• [Exercise instructions]:
Reproduce each record below exactly as written.
---------- Records provided
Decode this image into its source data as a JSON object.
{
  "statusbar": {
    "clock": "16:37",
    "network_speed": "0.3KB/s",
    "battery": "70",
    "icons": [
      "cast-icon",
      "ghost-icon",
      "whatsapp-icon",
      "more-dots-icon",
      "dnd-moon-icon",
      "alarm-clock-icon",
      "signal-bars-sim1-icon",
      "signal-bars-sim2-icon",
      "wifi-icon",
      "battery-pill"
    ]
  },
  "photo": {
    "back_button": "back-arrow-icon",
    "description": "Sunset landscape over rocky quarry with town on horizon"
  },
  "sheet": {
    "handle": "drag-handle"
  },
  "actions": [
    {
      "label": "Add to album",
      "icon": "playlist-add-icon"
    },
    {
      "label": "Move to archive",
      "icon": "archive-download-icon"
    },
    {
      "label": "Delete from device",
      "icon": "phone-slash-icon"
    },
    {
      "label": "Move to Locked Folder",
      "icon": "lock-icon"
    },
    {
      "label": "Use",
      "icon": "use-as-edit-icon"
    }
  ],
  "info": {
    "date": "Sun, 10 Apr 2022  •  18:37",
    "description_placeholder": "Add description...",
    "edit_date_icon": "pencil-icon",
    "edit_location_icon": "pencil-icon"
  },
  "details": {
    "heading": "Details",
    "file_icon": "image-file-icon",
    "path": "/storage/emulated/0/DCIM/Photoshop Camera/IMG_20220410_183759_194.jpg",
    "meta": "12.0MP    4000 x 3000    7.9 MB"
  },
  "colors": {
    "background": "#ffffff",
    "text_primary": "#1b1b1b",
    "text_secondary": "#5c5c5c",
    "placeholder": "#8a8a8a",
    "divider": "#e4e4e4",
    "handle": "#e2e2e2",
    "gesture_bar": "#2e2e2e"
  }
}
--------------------
• [Response]:
Decode this image into its source data as a JSON object.
{
  "statusbar": {
    "clock": "16:37",
    "network_speed": "0.3KB/s",
    "battery": "70",
    "icons": [
      "cast-icon",
      "ghost-icon",
      "whatsapp-icon",
      "more-dots-icon",
      "dnd-moon-icon",
      "alarm-clock-icon",
      "signal-bars-sim1-icon",
      "signal-bars-sim2-icon",
      "wifi-icon",
      "battery-pill"
    ]
  },
  "photo": {
    "back_button": "back-arrow-icon",
    "description": "Sunset landscape over rocky quarry with town on horizon"
  },
  "sheet": {
    "handle": "drag-handle"
  },
  "actions": [
    {
      "label": "Add to album",
      "icon": "playlist-add-icon"
    },
    {
      "label": "Move to archive",
      "icon": "archive-download-icon"
    },
    {
      "label": "Delete from device",
      "icon": "phone-slash-icon"
    },
    {
      "label": "Move to Locked Folder",
      "icon": "lock-icon"
    },
    {
      "label": "Use",
      "icon": "use-as-edit-icon"
    }
  ],
  "info": {
    "date": "Sun, 10 Apr 2022  •  18:37",
    "description_placeholder": "Add description...",
    "edit_date_icon": "pencil-icon",
    "edit_location_icon": "pencil-icon"
  },
  "details": {
    "heading": "Details",
    "file_icon": "image-file-icon",
    "path": "/storage/emulated/0/DCIM/Photoshop Camera/IMG_20220410_183759_194.jpg",
    "meta": "12.0MP    4000 x 3000    7.9 MB"
  },
  "colors": {
    "background": "#ffffff",
    "text_primary": "#1b1b1b",
    "text_secondary": "#5c5c5c",
    "placeholder": "#8a8a8a",
    "divider": "#e4e4e4",
    "handle": "#e2e2e2",
    "gesture_bar": "#2e2e2e"
  }
}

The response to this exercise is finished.